Working in the field of children’s and young people’s public health, I was initially drawn to Kate Brown’s book by its title, as there are few texts critically examining the concept of vulnerability, let alone in relation to young people. When it arrived for review, I was further enticed by the cover image of a single healthy green shoot growing through a barbed wire fence amidst a murky urban backdrop. Perhaps it was, I reflected at the end of reading the book, a symbol of human agency.
Although the term “vulnerability” is widely used in contemporary policy arenas such as child welfare and protection, it is an under-researched and elusive concept. Brown questions the increasing focus on vulnerability in policy and practice, and argues that in a context of economic liberalism and welfare cutbacks, the concept can work to marginalise further those young people who might be considered the “most vulnerable” in society.
This thought-provoking work looks at young people as a case study group to explore beliefs about vulnerability. It includes a helpful and much-needed analysis of the “principal manifestations of vulnerability” including its alignments with risk, and its use in different disciplinary orientations. Brown highlights the frictions between two views of the concept: “one that is patronising and stigmatising”; another “that has a unique, unifying and socially transformative quality that can be utilised to foster autonomy and social justice”.
At the heart of Brown’s book is an empirical study that she undertook in one English city involving 25 “vulnerable” subjects aged 12 to 18 and accessed through a number of agencies, including a young people’s drugs service, a sexual exploitation project and a vulnerable children’s service that supports homeless and refugee children. She also interviewed a small sample of 15 policymakers and practitioners involved in providing interventions for vulnerable young people, such as social care and Youth Offending Services; and an ethnographic study of professional meetings, conversations and interactions.
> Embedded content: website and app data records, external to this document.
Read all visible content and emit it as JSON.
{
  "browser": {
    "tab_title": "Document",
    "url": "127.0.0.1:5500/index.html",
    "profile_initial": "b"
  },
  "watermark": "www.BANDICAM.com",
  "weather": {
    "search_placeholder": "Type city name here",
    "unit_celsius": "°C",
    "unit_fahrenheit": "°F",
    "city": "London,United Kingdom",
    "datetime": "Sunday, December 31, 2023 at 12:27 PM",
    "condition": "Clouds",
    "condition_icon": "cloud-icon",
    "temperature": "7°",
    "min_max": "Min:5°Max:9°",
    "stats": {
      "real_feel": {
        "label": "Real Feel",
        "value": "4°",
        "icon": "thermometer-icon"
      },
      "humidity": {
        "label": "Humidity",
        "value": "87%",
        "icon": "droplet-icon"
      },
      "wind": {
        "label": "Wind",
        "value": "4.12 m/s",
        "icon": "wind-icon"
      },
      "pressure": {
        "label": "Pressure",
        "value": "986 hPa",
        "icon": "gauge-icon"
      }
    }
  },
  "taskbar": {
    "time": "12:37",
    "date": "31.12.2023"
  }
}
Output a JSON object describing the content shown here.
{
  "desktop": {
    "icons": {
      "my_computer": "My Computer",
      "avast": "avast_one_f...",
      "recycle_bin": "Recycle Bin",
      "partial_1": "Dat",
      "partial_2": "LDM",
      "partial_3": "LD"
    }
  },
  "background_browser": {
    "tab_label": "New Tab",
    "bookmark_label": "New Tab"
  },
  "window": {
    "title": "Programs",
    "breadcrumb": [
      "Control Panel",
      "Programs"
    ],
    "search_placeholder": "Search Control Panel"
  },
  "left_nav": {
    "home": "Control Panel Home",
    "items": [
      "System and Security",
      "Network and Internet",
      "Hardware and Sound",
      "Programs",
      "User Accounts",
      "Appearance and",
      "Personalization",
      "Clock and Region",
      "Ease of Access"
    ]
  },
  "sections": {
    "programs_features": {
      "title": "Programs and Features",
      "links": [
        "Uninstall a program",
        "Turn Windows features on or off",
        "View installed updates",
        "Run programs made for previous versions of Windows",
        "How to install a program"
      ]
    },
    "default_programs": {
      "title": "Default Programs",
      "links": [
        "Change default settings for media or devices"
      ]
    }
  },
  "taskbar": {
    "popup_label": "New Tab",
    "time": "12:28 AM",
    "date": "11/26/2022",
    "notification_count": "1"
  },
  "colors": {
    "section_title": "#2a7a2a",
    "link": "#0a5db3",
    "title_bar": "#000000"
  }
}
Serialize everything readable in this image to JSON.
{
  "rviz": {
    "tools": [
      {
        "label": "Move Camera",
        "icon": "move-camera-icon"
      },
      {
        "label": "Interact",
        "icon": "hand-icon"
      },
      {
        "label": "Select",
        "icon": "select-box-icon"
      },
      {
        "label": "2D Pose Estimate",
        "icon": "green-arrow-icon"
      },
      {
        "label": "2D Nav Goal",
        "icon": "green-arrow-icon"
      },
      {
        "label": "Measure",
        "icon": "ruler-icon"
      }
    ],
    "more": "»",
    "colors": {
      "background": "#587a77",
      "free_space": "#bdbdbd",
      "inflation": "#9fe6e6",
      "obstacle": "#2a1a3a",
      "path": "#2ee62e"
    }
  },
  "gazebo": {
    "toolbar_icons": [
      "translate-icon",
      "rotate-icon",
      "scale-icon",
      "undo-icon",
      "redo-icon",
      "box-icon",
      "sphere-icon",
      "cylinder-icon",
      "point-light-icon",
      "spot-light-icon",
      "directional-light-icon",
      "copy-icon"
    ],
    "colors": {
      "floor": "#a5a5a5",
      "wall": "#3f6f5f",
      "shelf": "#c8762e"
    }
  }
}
What Brown reveals is a complex process of judgements about vulnerability, being shaped by moral and personal preferences, organisational classifications, wider service delivery pressures, and gendered dimensions. However, her book’s central focus is an analysis of the life stories of the vulnerable young people themselves. Pen portraits of the young people are included in the Appendices, with pseudonyms chosen by the interviewees. What the book does brilliantly is to give them voice, while revealing the complex adversities and multiple disadvantages they face as well as the interventions and factors that the young people considered to be helpful for them. As other research has found, the young people’s narratives reveal considerable tenacity and aspirations, with many seeing education and attending college as a way to a more secure and better future.
However, what struck me throughout – and to her credit Brown does consider this in some detail – is that many of these young people see vulnerability as something that applies to others and not to themselves. While acknowledging that they have “difficult lives”, there is a general resistance to the idea that they are themselves vulnerable, revealing a mismatch between official understandings of vulnerability and young people’s lived realities.
Jane Appleton is professor in primary and community care, Oxford Brookes University.
Vulnerability and Young People: Care and Social Control in Policy and Practice
By Kate Brown
Policy Press, 252pp, £70.00
Published 13 July 2015